These results reinforce the conclusion that concurrent sexual partnerships could be an important determinant of large generalized HIV epidemics, such as those experienced in Southern and Eastern Africa. In the model with stages of HIV infection, a threshold level of concurrency was required to even create an epidemic. Small changes in the proportion of individuals having concurrent partnerships effected large differences in endemic HIV prevalence, suggesting that slight differences between sex partner networks in different settings could underlie disparate HIV epidemic levels. For example increasing from 10 to 11% of individuals having concurrent partnerships increased the mean endemic HIV prevalence from 3 to 7%. Further increasing concurrency to 12% pushed HIV prevalence to 11%. This presents challenges for empirical work seeking to link concurrency and HIV transmission in surveillance data; random statistical variation or small temporal changes in the amount of concurrency could mask associations. On the other hand, this sensitivity to the amount of concurrency could have positive implications for HIV prevention efforts. These model results suggest that intervention programs that are effective at reducing concurrency may play a crucial role in stemming the incidence of new HIV infections.
Future work needs to focus on combining empirical data with sexual network models to robustly estimate the contribution of concurrency and stages of transmission in different HIV epidemics and predict the possible outcomes of intervention programs that aim to reduce concurrency. Accurate modeling of concurrency and primary infection is also likely to be important for assessing the efficacy of interventions that target prevention of onward transmission by HIV positive individuals, in particular universal HIV testing and immediate treatment , and interventions that target those currently in primary infection . Our results show that the roles of concurrent sexual partnerships and primary HIV infection can only be understood in combination, and that primary infection in the context of concurrent sexual partnerships may be the factor that has enabled HIV to spread through general populations to such high levels.
Electronic supplementary material The online version of this article (doi:10.1007/s10461-010-9787-8) contains supplementary material, which is available to authorized users.
Jeffrey W. Eaton, Department of Infectious Disease Epidemiology, Imperial College London, St. Mary’s Campus, Norfolk Place, London W2 1PG, UK, Email: firstname.lastname@example.org.
Timothy B. Hallett, Department of Infectious Disease Epidemiology, Imperial College London, St. Mary’s Campus, Norfolk Place, London W2 1PG, UK; Institute for Global Health, Imperial College London, London, UK.

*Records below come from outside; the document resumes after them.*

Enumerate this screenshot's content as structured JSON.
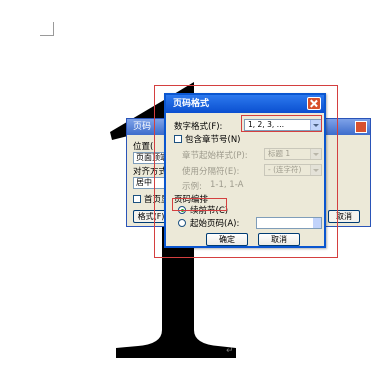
{
  "document": {
    "big_character": "1",
    "paragraph_mark": "↵"
  },
  "back_dialog": {
    "title": "页码",
    "position_label": "位置(",
    "position_value": "页面顶端",
    "alignment_label": "对齐方式(",
    "alignment_value": "居中",
    "first_page_label": "首页显",
    "format_button": "格式(F)",
    "cancel_button": "取消"
  },
  "format_dialog": {
    "title": "页码格式",
    "number_format_label": "数字格式(F):",
    "number_format_value": "1, 2, 3, …",
    "include_chapter_label": "包含章节号(N)",
    "chapter_style_label": "章节起始样式(P):",
    "chapter_style_value": "标题 1",
    "separator_label": "使用分隔符(E):",
    "separator_value": "- (连字符)",
    "example_label": "示例:",
    "example_value": "1-1, 1-A",
    "numbering_group": "页码编排",
    "continue_label": "续前节(C)",
    "start_at_label": "起始页码(A):",
    "start_at_value": "",
    "ok_button": "确定",
    "cancel_button": "取消"
  },
  "colors": {
    "annotation_red": "#d43f3f",
    "title_blue": "#0a4fd0"
  }
}
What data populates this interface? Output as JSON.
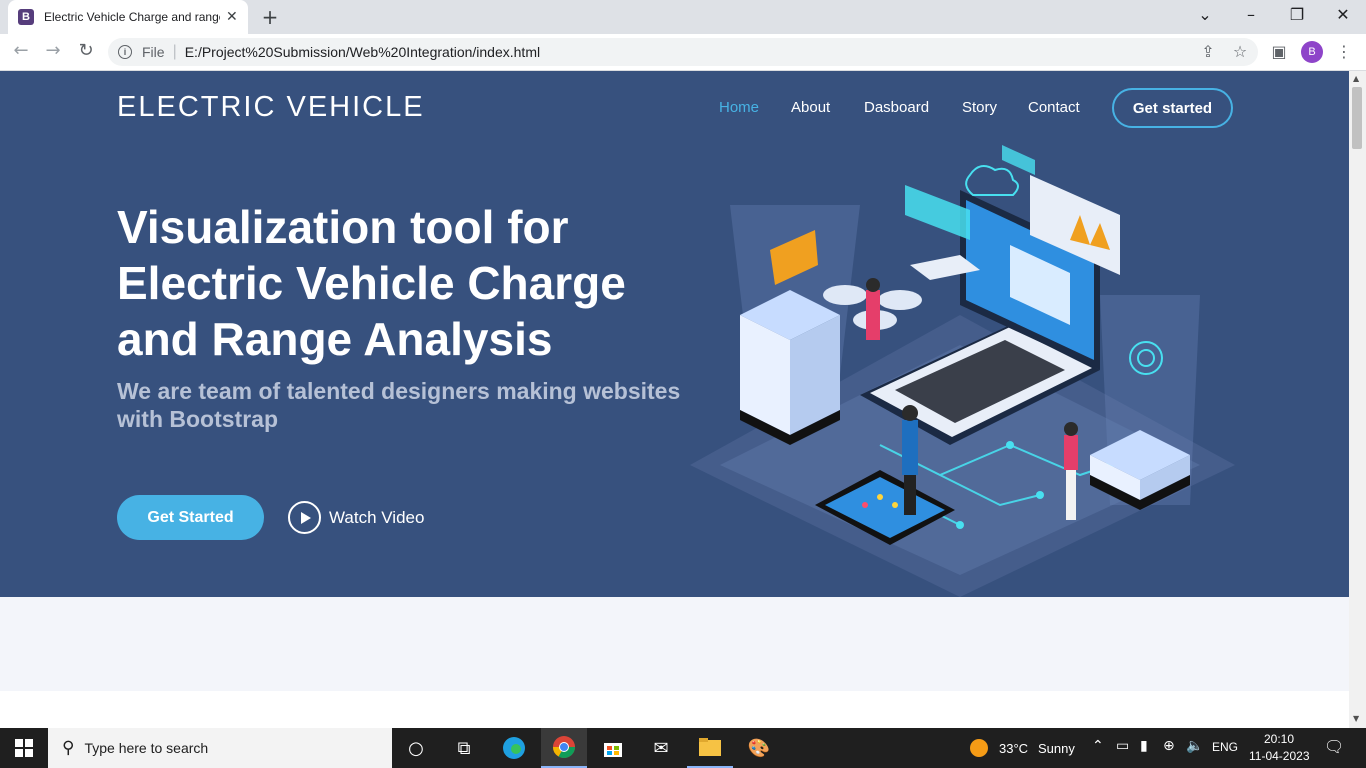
{
  "browser": {
    "tab_title": "Electric Vehicle Charge and range",
    "tab_favicon": "B",
    "url_scheme": "File",
    "url": "E:/Project%20Submission/Web%20Integration/index.html",
    "profile_initial": "B"
  },
  "page": {
    "logo": "ELECTRIC VEHICLE",
    "nav": [
      "Home",
      "About",
      "Dasboard",
      "Story",
      "Contact"
    ],
    "nav_cta": "Get started",
    "hero_title": "Visualization tool for Electric Vehicle Charge and Range Analysis",
    "hero_subtitle": "We are team of talented designers making websites with Bootstrap",
    "primary_button": "Get Started",
    "watch_video": "Watch Video"
  },
  "taskbar": {
    "search_placeholder": "Type here to search",
    "weather_temp": "33°C",
    "weather_text": "Sunny",
    "language": "ENG",
    "time": "20:10",
    "date": "11-04-2023"
  },
  "colors": {
    "hero_bg": "#37517e",
    "accent": "#47b2e4",
    "band_bg": "#f3f5fa"
  }
}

Geoffrey P. Garnett, Department of Infectious Disease Epidemiology, Imperial College London, St. Mary’s Campus, Norfolk Place, London W2 1PG, UK; Institute for Global Health, Imperial College London, London, UK.